PROBLEM TO SOLVE — Please show every line in the entries below that includes the word "process".

SOURCE INFORMATION —
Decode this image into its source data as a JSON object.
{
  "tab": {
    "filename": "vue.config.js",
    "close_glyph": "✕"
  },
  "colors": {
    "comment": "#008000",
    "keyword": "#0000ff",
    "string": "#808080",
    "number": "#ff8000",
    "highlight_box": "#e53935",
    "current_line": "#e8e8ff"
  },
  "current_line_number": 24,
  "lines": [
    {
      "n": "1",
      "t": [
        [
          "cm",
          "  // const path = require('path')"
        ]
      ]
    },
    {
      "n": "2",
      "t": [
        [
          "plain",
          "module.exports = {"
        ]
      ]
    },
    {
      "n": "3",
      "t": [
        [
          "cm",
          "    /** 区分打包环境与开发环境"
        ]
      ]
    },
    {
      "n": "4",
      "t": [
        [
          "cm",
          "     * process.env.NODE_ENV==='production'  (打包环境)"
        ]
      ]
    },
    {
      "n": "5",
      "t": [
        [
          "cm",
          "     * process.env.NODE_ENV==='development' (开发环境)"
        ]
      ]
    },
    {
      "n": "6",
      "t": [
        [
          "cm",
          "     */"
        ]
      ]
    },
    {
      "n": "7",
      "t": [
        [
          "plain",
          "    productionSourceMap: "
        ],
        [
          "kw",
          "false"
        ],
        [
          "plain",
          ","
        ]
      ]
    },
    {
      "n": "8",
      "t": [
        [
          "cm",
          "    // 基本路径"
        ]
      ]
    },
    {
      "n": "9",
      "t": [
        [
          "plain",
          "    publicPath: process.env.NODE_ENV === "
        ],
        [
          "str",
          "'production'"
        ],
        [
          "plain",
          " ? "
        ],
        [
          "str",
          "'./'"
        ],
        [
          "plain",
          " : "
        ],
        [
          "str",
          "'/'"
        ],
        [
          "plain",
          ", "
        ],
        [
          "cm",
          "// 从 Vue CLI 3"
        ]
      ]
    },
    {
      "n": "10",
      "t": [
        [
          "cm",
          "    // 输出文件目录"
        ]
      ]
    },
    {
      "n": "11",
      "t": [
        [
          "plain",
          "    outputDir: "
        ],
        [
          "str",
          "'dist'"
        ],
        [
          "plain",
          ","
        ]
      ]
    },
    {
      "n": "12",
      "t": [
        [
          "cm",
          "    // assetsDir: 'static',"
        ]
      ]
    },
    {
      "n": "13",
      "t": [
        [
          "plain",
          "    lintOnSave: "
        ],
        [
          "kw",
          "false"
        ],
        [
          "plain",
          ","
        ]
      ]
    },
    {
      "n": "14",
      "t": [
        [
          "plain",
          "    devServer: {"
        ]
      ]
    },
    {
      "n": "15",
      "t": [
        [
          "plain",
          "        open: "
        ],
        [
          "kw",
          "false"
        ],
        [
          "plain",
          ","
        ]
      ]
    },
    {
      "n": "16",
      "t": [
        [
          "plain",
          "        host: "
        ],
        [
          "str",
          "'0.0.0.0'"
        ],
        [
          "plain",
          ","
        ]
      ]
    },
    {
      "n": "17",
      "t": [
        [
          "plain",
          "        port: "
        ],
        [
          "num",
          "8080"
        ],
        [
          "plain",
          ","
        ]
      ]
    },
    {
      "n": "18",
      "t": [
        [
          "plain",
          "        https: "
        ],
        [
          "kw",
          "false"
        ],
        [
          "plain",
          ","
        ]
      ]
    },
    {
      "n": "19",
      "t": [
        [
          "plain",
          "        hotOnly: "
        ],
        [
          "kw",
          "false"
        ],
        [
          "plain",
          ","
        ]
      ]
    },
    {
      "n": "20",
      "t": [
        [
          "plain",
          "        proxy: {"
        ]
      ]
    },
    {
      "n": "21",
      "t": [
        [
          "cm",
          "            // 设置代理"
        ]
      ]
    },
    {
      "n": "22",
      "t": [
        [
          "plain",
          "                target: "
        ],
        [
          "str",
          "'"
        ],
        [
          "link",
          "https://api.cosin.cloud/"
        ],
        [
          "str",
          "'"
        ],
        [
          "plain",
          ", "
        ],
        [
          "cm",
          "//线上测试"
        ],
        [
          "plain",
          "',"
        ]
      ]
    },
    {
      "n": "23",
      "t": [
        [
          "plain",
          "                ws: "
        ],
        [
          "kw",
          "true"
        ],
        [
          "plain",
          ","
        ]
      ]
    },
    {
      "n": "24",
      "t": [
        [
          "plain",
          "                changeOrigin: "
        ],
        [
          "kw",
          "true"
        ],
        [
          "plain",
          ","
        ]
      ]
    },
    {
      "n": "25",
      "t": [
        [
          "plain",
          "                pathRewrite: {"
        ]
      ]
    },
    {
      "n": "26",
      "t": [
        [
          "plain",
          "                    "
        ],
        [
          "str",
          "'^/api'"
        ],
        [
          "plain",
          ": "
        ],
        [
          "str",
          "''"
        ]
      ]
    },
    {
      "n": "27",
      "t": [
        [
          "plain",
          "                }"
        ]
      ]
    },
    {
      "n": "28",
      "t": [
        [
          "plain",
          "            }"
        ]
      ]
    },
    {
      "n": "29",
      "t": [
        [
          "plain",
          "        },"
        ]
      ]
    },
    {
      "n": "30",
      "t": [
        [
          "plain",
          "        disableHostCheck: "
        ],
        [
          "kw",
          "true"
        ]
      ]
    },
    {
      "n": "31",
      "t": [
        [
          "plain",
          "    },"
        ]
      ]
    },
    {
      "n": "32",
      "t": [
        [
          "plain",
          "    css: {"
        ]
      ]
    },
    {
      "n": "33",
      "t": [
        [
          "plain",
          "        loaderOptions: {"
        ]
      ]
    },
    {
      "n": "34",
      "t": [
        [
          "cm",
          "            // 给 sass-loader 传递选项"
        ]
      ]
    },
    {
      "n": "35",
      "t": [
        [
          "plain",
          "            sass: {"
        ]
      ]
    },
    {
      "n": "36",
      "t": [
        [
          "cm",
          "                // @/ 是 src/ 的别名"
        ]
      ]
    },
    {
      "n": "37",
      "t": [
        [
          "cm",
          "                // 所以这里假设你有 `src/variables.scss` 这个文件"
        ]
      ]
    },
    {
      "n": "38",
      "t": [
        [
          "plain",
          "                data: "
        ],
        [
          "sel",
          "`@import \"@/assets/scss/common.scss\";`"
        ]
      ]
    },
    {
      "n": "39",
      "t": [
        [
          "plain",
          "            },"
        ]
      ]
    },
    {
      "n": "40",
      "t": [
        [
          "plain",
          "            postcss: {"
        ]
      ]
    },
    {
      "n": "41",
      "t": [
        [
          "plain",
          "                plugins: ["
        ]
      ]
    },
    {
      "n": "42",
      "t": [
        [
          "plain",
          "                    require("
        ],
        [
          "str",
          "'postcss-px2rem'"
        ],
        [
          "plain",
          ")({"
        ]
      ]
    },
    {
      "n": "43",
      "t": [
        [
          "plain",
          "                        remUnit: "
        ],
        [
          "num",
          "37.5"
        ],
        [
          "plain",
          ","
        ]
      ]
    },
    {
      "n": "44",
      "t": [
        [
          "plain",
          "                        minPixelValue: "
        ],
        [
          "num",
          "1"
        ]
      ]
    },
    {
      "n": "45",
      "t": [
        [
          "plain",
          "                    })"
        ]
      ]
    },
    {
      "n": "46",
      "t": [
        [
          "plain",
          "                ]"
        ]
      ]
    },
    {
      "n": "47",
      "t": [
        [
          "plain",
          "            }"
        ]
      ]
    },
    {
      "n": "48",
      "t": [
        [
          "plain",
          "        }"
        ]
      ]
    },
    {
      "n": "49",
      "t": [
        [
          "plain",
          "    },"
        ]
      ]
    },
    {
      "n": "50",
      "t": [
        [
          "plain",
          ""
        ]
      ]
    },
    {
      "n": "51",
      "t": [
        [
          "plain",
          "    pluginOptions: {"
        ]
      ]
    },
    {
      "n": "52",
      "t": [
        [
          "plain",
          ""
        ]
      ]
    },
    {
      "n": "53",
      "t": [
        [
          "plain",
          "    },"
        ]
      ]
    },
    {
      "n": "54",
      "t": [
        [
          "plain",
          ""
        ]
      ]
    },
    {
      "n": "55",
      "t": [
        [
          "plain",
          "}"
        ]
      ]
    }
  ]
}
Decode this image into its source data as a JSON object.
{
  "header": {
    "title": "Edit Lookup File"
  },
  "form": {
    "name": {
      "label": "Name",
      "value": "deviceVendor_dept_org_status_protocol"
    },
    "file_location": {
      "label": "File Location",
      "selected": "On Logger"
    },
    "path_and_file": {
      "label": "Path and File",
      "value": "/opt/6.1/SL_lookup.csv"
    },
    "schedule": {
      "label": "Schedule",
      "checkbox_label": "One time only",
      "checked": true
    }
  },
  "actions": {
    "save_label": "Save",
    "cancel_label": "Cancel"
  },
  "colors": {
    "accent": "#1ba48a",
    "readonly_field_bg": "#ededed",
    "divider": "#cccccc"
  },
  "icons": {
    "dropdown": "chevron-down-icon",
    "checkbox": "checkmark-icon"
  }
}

EXERCISE SOLUTION —
          "     * process.env.NODE_ENV==='production'  (打包环境)"
          "     * process.env.NODE_ENV==='development' (开发环境)"
          "    publicPath: process.env.NODE_ENV === "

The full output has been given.